RECORD EXTRACTS: Begin
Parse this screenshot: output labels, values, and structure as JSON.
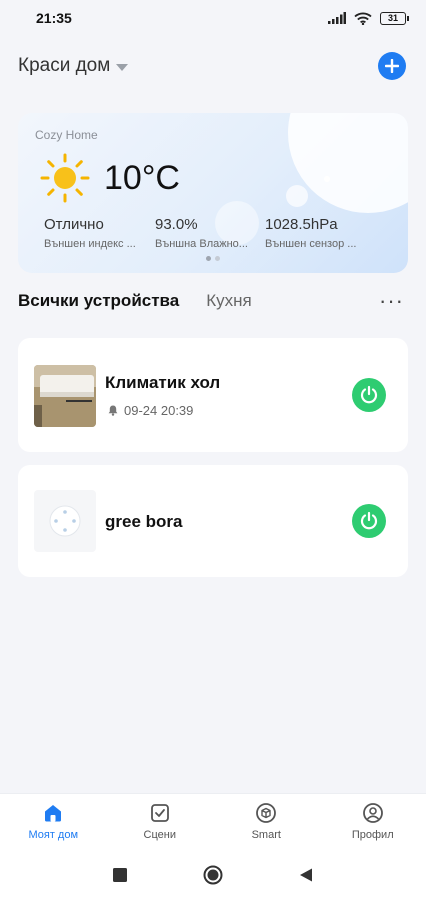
{
  "status_bar": {
    "time": "21:35",
    "battery": "31"
  },
  "header": {
    "home_name": "Краси дом"
  },
  "weather": {
    "location": "Cozy Home",
    "temperature": "10°C",
    "stats": [
      {
        "value": "Отлично",
        "label": "Външен индекс ..."
      },
      {
        "value": "93.0%",
        "label": "Външна Влажно..."
      },
      {
        "value": "1028.5hPa",
        "label": "Външен сензор ..."
      }
    ]
  },
  "tabs": {
    "all": "Всички устройства",
    "kitchen": "Кухня",
    "more": "···"
  },
  "devices": [
    {
      "name": "Климатик хол",
      "timestamp": "09-24 20:39"
    },
    {
      "name": "gree bora"
    }
  ],
  "bottom_nav": [
    {
      "label": "Моят дом"
    },
    {
      "label": "Сцени"
    },
    {
      "label": "Smart"
    },
    {
      "label": "Профил"
    }
  ],
  "colors": {
    "accent": "#1f7cf2",
    "power_on": "#2ecc71"
  }
}
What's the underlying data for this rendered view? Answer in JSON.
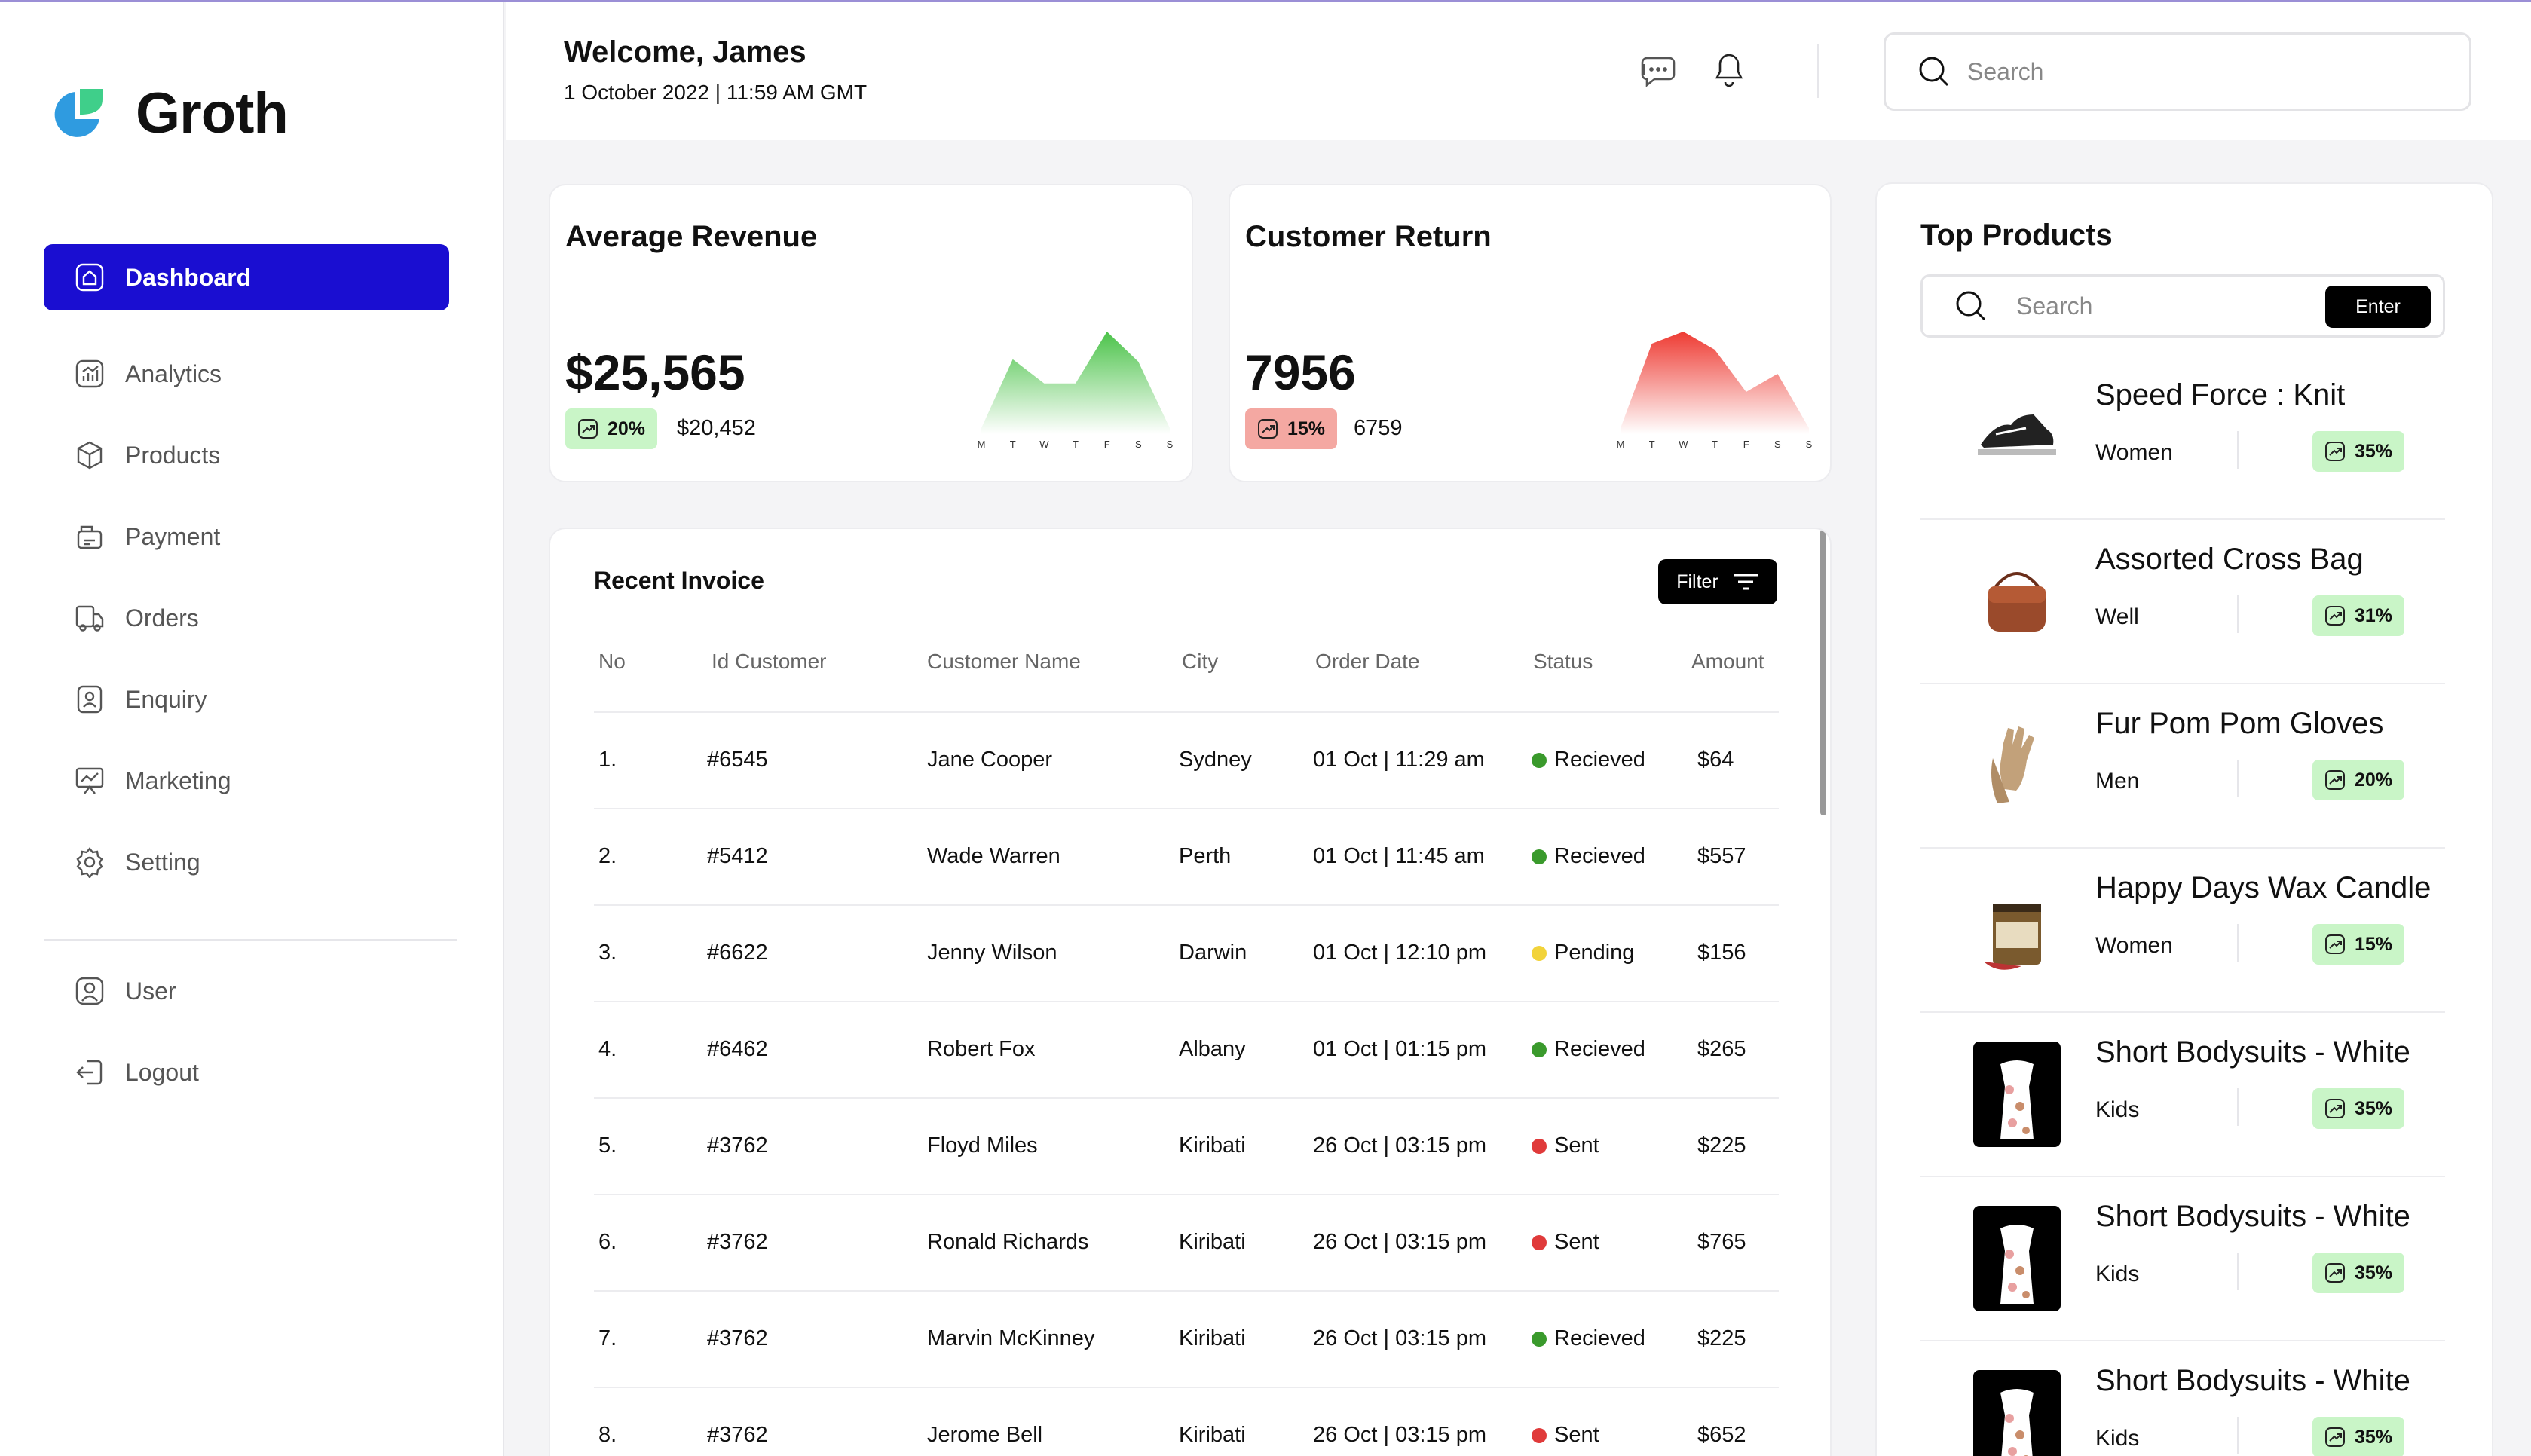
{
  "app": {
    "name": "Groth",
    "brand_colors": {
      "primary": "#1a0ed1",
      "positive": "#c9f5c7",
      "negative": "#f4a8a2"
    }
  },
  "sidebar": {
    "items": [
      {
        "label": "Dashboard",
        "icon": "home-icon",
        "active": true
      },
      {
        "label": "Analytics",
        "icon": "analytics-icon"
      },
      {
        "label": "Products",
        "icon": "box-icon"
      },
      {
        "label": "Payment",
        "icon": "payment-icon"
      },
      {
        "label": "Orders",
        "icon": "truck-icon"
      },
      {
        "label": "Enquiry",
        "icon": "enquiry-icon"
      },
      {
        "label": "Marketing",
        "icon": "marketing-icon"
      },
      {
        "label": "Setting",
        "icon": "gear-icon"
      }
    ],
    "footer_items": [
      {
        "label": "User",
        "icon": "user-icon"
      },
      {
        "label": "Logout",
        "icon": "logout-icon"
      }
    ]
  },
  "header": {
    "welcome": "Welcome, James",
    "datetime": "1 October 2022 | 11:59 AM GMT",
    "search_placeholder": "Search"
  },
  "revenue_card": {
    "title": "Average Revenue",
    "value": "$25,565",
    "change": "20%",
    "previous": "$20,452",
    "days": [
      "M",
      "T",
      "W",
      "T",
      "F",
      "S",
      "S"
    ],
    "trend": [
      5,
      62,
      42,
      42,
      85,
      60,
      5
    ]
  },
  "return_card": {
    "title": "Customer Return",
    "value": "7956",
    "change": "15%",
    "previous": "6759",
    "days": [
      "M",
      "T",
      "W",
      "T",
      "F",
      "S",
      "S"
    ],
    "trend": [
      5,
      75,
      85,
      70,
      35,
      50,
      5
    ]
  },
  "invoice": {
    "title": "Recent Invoice",
    "filter_label": "Filter",
    "columns": [
      "No",
      "Id Customer",
      "Customer Name",
      "City",
      "Order Date",
      "Status",
      "Amount"
    ],
    "rows": [
      {
        "no": "1.",
        "id": "#6545",
        "name": "Jane Cooper",
        "city": "Sydney",
        "date": "01 Oct | 11:29 am",
        "status": "Recieved",
        "status_color": "#3a9a2c",
        "amount": "$64"
      },
      {
        "no": "2.",
        "id": "#5412",
        "name": "Wade Warren",
        "city": "Perth",
        "date": "01 Oct | 11:45 am",
        "status": "Recieved",
        "status_color": "#3a9a2c",
        "amount": "$557"
      },
      {
        "no": "3.",
        "id": "#6622",
        "name": "Jenny Wilson",
        "city": "Darwin",
        "date": "01 Oct | 12:10 pm",
        "status": "Pending",
        "status_color": "#f2d33a",
        "amount": "$156"
      },
      {
        "no": "4.",
        "id": "#6462",
        "name": "Robert Fox",
        "city": "Albany",
        "date": "01 Oct | 01:15 pm",
        "status": "Recieved",
        "status_color": "#3a9a2c",
        "amount": "$265"
      },
      {
        "no": "5.",
        "id": "#3762",
        "name": "Floyd Miles",
        "city": "Kiribati",
        "date": "26 Oct | 03:15 pm",
        "status": "Sent",
        "status_color": "#e03a3a",
        "amount": "$225"
      },
      {
        "no": "6.",
        "id": "#3762",
        "name": "Ronald Richards",
        "city": "Kiribati",
        "date": "26 Oct | 03:15 pm",
        "status": "Sent",
        "status_color": "#e03a3a",
        "amount": "$765"
      },
      {
        "no": "7.",
        "id": "#3762",
        "name": "Marvin McKinney",
        "city": "Kiribati",
        "date": "26 Oct | 03:15 pm",
        "status": "Recieved",
        "status_color": "#3a9a2c",
        "amount": "$225"
      },
      {
        "no": "8.",
        "id": "#3762",
        "name": "Jerome Bell",
        "city": "Kiribati",
        "date": "26 Oct | 03:15 pm",
        "status": "Sent",
        "status_color": "#e03a3a",
        "amount": "$652"
      }
    ]
  },
  "top_products": {
    "title": "Top Products",
    "search_placeholder": "Search",
    "enter_label": "Enter",
    "items": [
      {
        "name": "Speed Force : Knit",
        "category": "Women",
        "change": "35%",
        "image": "sneaker"
      },
      {
        "name": "Assorted Cross Bag",
        "category": "Well",
        "change": "31%",
        "image": "bag"
      },
      {
        "name": "Fur Pom Pom Gloves",
        "category": "Men",
        "change": "20%",
        "image": "gloves"
      },
      {
        "name": "Happy Days Wax Candle",
        "category": "Women",
        "change": "15%",
        "image": "candle"
      },
      {
        "name": "Short Bodysuits - White",
        "category": "Kids",
        "change": "35%",
        "image": "bodysuit"
      },
      {
        "name": "Short Bodysuits - White",
        "category": "Kids",
        "change": "35%",
        "image": "bodysuit"
      },
      {
        "name": "Short Bodysuits - White",
        "category": "Kids",
        "change": "35%",
        "image": "bodysuit"
      }
    ]
  }
}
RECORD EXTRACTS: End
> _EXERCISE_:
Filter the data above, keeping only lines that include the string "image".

> _WRITTEN SOLUTION_:
        "image": "sneaker"
        "image": "bag"
        "image": "gloves"
        "image": "candle"
        "image": "bodysuit"
        "image": "bodysuit"
        "image": "bodysuit"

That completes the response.